NUMBERS OF FRACTURES SEEN IN CHILDREN IS GOING THROUGH THE CEILING
If you are as old as I am (born in ’67), you remember how different it was being a kid than it is today. There were no internet, cell phones, or video games. TV was 3; maybe four channels if you were lucky. You rode your bike everywhere, all the time. You constantly played outdoors with your friends. Roughhousing was just another part of growing up. You probably didn’t know anyone in high school that didn’t have a job. Things were different then, and it wasn’t a bad thing (something I suppose every generation before us has nostalgically lamented). And despite the bike wrecks, fights, falls, and /asfkfjk, the truth is, most of us turned out OK as far as our bones were concerned.
Today, despite childhoods that are far less ‘physical’ than ours, what do we see as far as bones are concerned? The newest issue of the medical journal Pediatrics spells it out in a study called Bone Densitometry in Children and Adolescents. Off the get go we learn that, “Children with forearm fractures have been shown to have lower bone mass, a greater percentage of body fat, and less calcium intake than their peers without a history of fracture. The documented increase of 35% to 65% in childhood fractures over the past four decades has raised concern that current lifestyles are compromising early bone health.” You see; according to Wolff’s Law, the only way to strengthen bones is by stressing them in a mechanical fashion.

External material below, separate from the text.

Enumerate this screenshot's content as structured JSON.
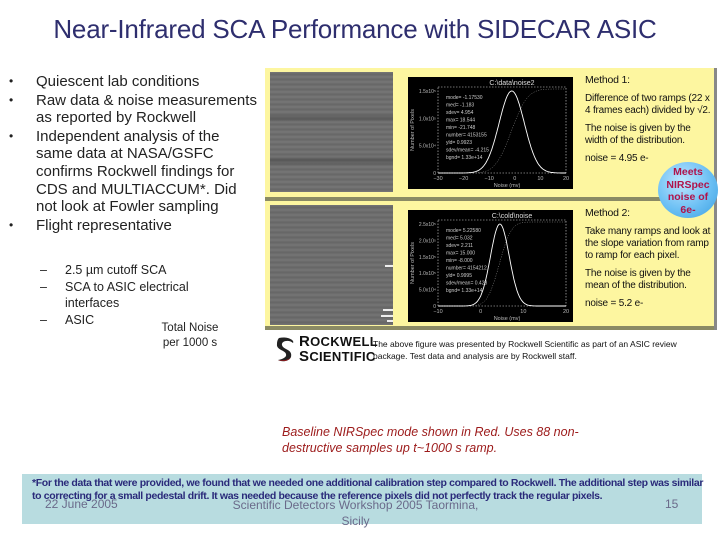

Back in the mid 1800’s, Dr. Julian Wolff figured out that in order to stimulate OSTEOBLASTIC ACTIVITY (bone growth and strengthening), a person has to “stress” their bones. According to that bastion of truth and wisedom Wikipedia, “The internal architecture of the bone undergoes adaptive changes, followed by secondary changes to the external portion of the bone, perhaps becoming thicker as a result. The inverse is true as well: if the loading on a bone decreases, the bone will become less dense and weaker due to the lack of the stimulus required for continued remodeling.” This is why the number one thing you can do (J.O.) is to make sure you are working your bones against some sort of resistance (aka “STRENGTH TRAINING“).
All this is great to know, but the real question remains thus far unanswered. What in the world are we as a society going to do about this? Even though dozens of studies show how harmful — even deadly — this practice can be (HERE), the study’s authors firstly recommended taking more calcium — lots more calcium. While this is poor advice in most cases, some of the advice was actually good; or at least could potentially be good. They suggested controlling INFLAMMATION (although, unfortunately, diet was not mentioned). They also mentioned WHOLE BODY VIBRATION. Of course, they mentioned bispnoshphonate drugs.
BIS PHOS DRUGS are particularly scary because of the way they work. While it’s true that these drugs unquestionably cause bone to grow, the mechanism used to do it is so pathetically devious that, just as I warned two decades ago would eventually happen, people are now warned that these drugs actually cause osteoporosis (HERE). “None of the drugs used to treat bone fragility in the elderly have yet been approved by the Food and Drug Administration for pediatric use. Nevertheless, therapy with bisphosphonates is considered reasonable for children with moderate to severe osteogenesis imperfecta.” OI is a serious and not too common problem. However, mark my words, it’s just a matter of time before these drugs are being regularly prescribed for children — sort of like they’ve done with PPI’S, ANTIDEPRESSANTS, and any number of others (HERE).
Because osteoporosis is one of the myriad of problems caused by inflammation (HERE), you already know how to solve it — that is, you know how to solve it if you have regularly been following my blog. Although I do not recommend tons of supplements on my site, CALCIFOOD, along with synergists, can be indispensable.